This article originally appeared in the printed edition of The Sunday Telegraph on 24 July 2016.

26 July 2016

Political thunderstorm brewing in Germany

German politics is a tinder box waiting to explode. Berlin let out a sigh of relief that the Munich killer had no link to Islamic terrorists. But whatever his motives, a political thunderstorm is brewing over the country’s immigration and refugee policies.

A deep collective angst has taken Germany over ever since Angela Merkel decided to open the borders to over a million refugees last summer. The fervent optimism of the “refugees welcome” movement has long since faded, and now people are scared.

Though German politicians will point out this was a “lone wolf” attack that had nothing to do with Islamic State of Iraq and the Levant, it will still feed into the emerging narrative that Germany’s beloved Mutti (Mummy) made a mistake, and has compromised the security of the nation. The trouble is that the chancellor has a stubborn streak and will not be able to admit her mistake. She will pay the political price, both domestically and in the EU.

Though Germany has been relatively unscathed from jihadist terrorism, the sex assaults in Cologne on New Year’s Eve combined with the horrors of Paris, Brussels and Nice have entrenched an awful sense of foreboding. More than three quarters of Germans believed a terrorist attack was imminent, according to a poll last week by national broadcaster ZDF.

And it makes sense. The scale of change in Germany is unprecedented and nobody really knows how to talk about it. Net immigration increased by 49 per cent to over two million in 2015. For the first time in Germany’s history, most of the new arrivals are not European – about half are refugees from outside the continent. Legitimate fears over integration, social cohesion and the sheer pace of change have been brushed under the carpet.

Germany’s politicians have yet to have a sensible debate about what this means for the country and its people.The German security services have repeatedly warned that terrorists are disguising themselves as refugees to infiltrate Europe. An emotional Mrs Merkel famously defended her refugee policies last year, saying: “We will manage.” But this is no longer good enough.

Her CDU party’s Bavarian affiliate, the CSU, last year threatened to pull its ministers out of her cabinet unless she reversed her policies. Horst Seehofer, the CSU leader, called Mrs Merkel’s position a “rule of injustice” – a politically loaded phrase normally used for dictatorships or oppressive regimes such as the German Democratic Republic.

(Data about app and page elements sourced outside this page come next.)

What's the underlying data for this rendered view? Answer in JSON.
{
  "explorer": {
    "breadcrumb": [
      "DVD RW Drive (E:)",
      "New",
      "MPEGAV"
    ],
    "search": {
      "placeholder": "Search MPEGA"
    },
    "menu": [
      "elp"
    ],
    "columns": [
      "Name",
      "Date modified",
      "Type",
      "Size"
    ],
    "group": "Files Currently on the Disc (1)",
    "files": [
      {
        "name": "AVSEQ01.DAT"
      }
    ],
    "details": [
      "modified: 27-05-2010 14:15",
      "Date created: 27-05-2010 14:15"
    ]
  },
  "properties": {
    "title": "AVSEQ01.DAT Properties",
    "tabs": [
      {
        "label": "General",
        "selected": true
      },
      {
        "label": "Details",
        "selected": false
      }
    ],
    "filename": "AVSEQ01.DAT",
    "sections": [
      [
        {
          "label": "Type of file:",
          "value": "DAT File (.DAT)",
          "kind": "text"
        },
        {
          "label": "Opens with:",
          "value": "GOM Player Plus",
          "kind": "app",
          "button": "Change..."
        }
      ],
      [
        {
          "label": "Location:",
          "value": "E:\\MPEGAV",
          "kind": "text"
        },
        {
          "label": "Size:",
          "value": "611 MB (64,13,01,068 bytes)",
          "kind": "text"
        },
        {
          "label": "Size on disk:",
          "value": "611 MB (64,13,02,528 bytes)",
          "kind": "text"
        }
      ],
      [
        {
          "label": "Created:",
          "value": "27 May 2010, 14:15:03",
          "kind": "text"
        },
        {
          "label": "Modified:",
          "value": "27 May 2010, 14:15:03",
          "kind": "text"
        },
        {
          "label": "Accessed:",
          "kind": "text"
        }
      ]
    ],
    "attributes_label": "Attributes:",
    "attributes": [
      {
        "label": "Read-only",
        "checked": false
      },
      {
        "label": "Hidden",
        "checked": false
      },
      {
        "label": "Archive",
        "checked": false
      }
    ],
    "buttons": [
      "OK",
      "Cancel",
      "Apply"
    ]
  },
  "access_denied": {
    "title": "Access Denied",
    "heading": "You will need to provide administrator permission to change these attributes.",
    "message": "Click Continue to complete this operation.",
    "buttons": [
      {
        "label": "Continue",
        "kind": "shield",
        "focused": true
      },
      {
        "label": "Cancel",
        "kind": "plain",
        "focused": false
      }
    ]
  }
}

Meanwhile, a resurgent far-Right is capitalising on Mrs Merkel’s open-door policies. Alternative für Deutschland, a party of professors founded to oppose Germany’s eurozone bailout policies, was hijacked last summer by members of its anti-immigrant wing. Since then, AfD – which has links to the anti-Islamic Pegida movement – has regularly polled as Germany’s third-largest party and will likely smash the 5 per cent threshold to enter the Bundestag in 2017.

It has already shaken up the political landscape, making dramatic gains in regional elections in March. In Saxony-Anthalt, the AfD gained 24.4 per cent of the vote, becoming the second largest party behind the CDU. Its leader, Frauke Petry, who has called on police to shoot illegal immigrants at the German border, tweeted last night: “If this is ‘normal 2016’ then I don’t want to be normal anymore! #voteafd.”

EU bloc divided

Then there is the price Mrs Merkel will pay with the rest of Europe. She will not admit she miscalculated massively last summer, and ever since has been pushing for a “European solution”, but has lost a huge amount of political goodwill along the way.

Her standing has been particularly damaged by Berlin’s insistence on a mandatory quota to redistribute refugees round Europe.

The quota was pushed through the European Council via a qualified majority vote – which pitted Merkel against most of the EU. The central and eastern European countries have not only not forgiven her – they have simply refused to play ball.

Mrs Merkel is also the prime architect of the EU’s controversial deal with Turkey. Given recent events in that country, this deal looks close to collapsing and is hugely unpopular with the German public.

Mrs Merkel will now be fighting for her political survival. But unless she levels with the German people and starts talking honestly about immigration, she is unlikely to survive.